Zoo butchers 'surplus' animals and feeds them to predators

It has emerged that Mechelen animal park Planckendael sometimes butchers perfectly healthy animals to feed their meat to others. Last month, two bison and a Sahara Oryx (which is extinct in the wild) were killed, because they were 'excess specimens'. "These are breeding animals that normally wouldn't find a new home at another zoo", Planckendael claims.
Sahara Oryxes of the type that Planckendael euthanised

Oryxes are animals similar to gazelles that don't appear in their natural habitat in North Africa anymore. Consequently, the species only survives through breeding programmes in zoos. In mid-March, a perfectly healthy Sahara Oryx was born at Planckendael, but it was nevertheless killed. Two bison shared the same fate, reports newspaper Het Laatste Nieuws.

The Royal Fund for Zoology in Antwerp, to which Planckendael is associated, admits that euthanising animals is part of the policy around 'surplus animals'. These are animals that are healthy, but that the zoo doesn't need or doesn't have room for, and that can't be transferred to another animal park.

"In herds, the male often has several females that he doesn't want to share, leaving no room for a second male", explains Francis Vercammen, Planckendael veterinarian. "So it's often genetic variation that's causing the problem. A male Oryx is brought up in the herd with his parents and his 'aunts'. But as soon as he reaches adulthood, he becomes competition to his father, and so he is expelled from the herd or killed. If we wouldn't intervene, terrible things might happen."

Mr Vercammen understands the controversy around euthanising healthy animals. "We don't enjoy doing it ourselves, but it's become part of life here." It is not the first time that killing excess animals causes a stir: last year there was a lot of commotion in the media around the Copenhagen zoo feeding a giraffe to the lions.

GAIA reacts

Animal rights organisation GAIA is not planning to file a complaint for now, but hopes the zoo's management board is open to debate. "We want Planckendael to change its policy and integrate a thorough contraception programme", says GAIA Chairman Michel Vandenbosch. "This problem can be avoided, but the zoo lets the young animals be born because they know they're cute and will attract visitors and proceeds. So they're creating their own dilemma."
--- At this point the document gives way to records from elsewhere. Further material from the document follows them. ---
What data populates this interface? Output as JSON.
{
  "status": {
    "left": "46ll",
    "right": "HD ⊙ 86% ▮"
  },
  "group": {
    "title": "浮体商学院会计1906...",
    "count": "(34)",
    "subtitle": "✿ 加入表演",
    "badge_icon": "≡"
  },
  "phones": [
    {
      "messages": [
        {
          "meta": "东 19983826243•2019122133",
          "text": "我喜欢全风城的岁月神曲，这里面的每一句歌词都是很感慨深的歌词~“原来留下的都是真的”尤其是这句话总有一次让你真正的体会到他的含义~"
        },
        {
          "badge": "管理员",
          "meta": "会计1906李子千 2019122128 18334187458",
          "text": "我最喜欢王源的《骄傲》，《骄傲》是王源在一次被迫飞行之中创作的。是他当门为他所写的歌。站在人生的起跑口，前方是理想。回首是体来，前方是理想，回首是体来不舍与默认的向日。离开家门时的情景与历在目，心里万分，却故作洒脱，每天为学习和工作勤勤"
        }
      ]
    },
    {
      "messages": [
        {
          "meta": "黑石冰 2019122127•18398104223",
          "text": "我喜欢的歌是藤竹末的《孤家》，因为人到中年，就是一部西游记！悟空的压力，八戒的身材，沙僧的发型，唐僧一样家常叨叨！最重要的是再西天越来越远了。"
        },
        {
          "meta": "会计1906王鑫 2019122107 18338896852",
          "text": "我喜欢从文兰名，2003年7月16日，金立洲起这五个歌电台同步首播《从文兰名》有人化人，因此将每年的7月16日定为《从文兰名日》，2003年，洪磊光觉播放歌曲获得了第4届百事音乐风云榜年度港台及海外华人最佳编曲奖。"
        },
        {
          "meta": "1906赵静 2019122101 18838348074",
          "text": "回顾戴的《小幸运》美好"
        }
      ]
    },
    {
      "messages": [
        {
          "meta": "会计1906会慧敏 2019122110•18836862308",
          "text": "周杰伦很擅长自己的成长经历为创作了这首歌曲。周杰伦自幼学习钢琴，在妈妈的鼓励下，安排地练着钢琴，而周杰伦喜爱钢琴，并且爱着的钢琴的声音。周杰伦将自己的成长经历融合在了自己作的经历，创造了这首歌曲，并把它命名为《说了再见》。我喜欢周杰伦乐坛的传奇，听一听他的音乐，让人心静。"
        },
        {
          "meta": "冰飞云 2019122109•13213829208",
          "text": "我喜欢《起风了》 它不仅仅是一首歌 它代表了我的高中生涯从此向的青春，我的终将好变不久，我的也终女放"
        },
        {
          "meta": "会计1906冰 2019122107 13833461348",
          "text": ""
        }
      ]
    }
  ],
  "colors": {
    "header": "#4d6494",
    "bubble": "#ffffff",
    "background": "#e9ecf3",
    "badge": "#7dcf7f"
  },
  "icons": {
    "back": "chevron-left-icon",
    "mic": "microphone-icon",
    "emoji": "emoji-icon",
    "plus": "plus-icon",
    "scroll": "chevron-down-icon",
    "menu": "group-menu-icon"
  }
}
GAIA also thinks that the search for a new home for the surplus animals should be more comprehensive. "If no new home can be found, the animal park should build new shelters for the animals to live in decent conditions." Mr Vandenbosch also objects to the use of the term 'euthanasia': "Euthanasia implies a release from suffering, which isn't at all the case with these animals."

Mr Vandenbosch says it would be noble of Planckendael to take the first step by approaching GAIA. "They have my phone number and can always reach me", the chairman adds. "I hope we can solve this problem without going to court. But I will not hesitate once it's become clear that there's no other option."